Steam held a development live stream for its Deck handheld console, highlighting the various aspects of the device. In terms of the APU powering it, we learned that it’s an SoC codenamed Aerith. The CPU consists of four Zen 2 cores and eight threads with a boost clock of up to 3.5GHz. On the GPU side, we’re looking at an RDNA 2 GPU with 8 Compute Units or 512 shaders, the same as the Renoir and Cezanne APUs.
For memory, the Deck has a total of 16GB LPDDR5, out of which 1GB is reserved for the GPU. Overall the GPU can use up to 8GB of shared system memory. This results in a peak throughput of 1.6 TFLOPs for the GPU. The SoC has a TDP of 15W, with low power states of just 4W.
In addition to this, AMD spokesperson Sebastien Nussbaum spoke a bit about the drivers and the firmware powering the Aerith SoC. The most noteworthy query he got was with respect to AMD FidelityFX (FSR) upscaling technology. Nussbaum confirmed that the Steam Deck supports FSR on an OS level.
This means that gamers will be able to leverage the spatial upscaling technology not only in games with native support for it but also titles that don’t feature FSR in the graphics menu. It is integrated at the operating system level, with Valve preparing a new release of SteamOS 3.0 based on Arch Linux. Steam Deck will also use SmartShift, which is AMD’s method to intelligently improve the CPU and GPU depending on the load.
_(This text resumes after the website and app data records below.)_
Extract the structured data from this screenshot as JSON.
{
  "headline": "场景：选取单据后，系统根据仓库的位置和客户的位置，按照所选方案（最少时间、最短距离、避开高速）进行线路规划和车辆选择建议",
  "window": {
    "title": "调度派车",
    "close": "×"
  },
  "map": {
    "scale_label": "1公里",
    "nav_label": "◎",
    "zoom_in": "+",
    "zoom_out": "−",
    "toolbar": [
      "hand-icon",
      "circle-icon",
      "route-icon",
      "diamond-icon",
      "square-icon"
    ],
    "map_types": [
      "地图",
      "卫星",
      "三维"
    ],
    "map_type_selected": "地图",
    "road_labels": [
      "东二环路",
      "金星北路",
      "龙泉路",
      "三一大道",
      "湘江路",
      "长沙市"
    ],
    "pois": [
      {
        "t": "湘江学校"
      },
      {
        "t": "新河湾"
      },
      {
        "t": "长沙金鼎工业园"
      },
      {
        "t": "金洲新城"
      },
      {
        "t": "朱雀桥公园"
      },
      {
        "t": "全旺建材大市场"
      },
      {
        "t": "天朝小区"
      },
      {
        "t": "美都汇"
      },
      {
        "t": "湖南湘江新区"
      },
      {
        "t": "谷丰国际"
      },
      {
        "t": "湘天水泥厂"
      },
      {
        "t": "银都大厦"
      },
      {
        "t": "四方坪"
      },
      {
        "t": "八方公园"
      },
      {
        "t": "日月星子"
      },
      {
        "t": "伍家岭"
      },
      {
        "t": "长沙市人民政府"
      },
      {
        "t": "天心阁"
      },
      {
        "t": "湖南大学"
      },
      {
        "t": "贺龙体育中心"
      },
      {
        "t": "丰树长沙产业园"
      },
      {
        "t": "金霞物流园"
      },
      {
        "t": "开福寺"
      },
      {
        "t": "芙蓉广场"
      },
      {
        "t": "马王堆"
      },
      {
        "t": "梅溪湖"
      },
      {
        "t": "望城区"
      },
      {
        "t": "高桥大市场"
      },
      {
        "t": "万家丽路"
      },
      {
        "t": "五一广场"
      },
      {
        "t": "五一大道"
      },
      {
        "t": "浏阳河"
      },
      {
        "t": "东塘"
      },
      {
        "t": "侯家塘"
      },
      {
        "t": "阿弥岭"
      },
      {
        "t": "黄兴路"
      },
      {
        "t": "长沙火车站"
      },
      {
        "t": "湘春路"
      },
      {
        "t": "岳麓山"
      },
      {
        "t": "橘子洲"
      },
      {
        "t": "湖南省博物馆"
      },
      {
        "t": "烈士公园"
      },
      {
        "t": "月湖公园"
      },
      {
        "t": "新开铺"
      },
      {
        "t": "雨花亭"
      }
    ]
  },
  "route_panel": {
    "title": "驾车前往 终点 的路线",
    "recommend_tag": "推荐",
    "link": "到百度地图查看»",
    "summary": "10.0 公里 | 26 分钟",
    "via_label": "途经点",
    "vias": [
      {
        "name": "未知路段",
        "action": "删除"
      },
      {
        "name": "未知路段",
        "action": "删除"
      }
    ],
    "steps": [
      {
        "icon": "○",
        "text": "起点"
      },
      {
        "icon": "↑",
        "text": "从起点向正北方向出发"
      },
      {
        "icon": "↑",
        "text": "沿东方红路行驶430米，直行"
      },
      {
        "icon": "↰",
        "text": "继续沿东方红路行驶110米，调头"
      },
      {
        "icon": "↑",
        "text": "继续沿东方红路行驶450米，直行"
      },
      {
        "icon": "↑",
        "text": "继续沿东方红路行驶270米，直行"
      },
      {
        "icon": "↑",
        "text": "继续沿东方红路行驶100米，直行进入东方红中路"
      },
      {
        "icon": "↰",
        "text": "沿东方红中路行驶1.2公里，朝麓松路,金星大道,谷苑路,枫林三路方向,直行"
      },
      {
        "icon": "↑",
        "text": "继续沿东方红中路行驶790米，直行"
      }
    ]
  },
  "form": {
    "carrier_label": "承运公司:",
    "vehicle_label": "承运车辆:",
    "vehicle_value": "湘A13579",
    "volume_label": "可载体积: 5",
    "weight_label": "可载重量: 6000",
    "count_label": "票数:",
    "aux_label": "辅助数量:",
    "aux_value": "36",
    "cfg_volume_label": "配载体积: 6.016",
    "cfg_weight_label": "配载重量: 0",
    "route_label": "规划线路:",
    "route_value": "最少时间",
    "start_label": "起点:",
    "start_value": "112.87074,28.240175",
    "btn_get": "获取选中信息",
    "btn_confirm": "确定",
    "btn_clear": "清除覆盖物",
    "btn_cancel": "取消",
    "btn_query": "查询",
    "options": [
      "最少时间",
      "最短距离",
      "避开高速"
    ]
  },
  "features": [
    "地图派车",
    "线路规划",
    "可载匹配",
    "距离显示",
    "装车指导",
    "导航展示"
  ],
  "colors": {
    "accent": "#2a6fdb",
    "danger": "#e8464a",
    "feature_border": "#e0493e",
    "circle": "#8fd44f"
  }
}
The power is diverted to the component that needs it, relaxing the one that is underutilized.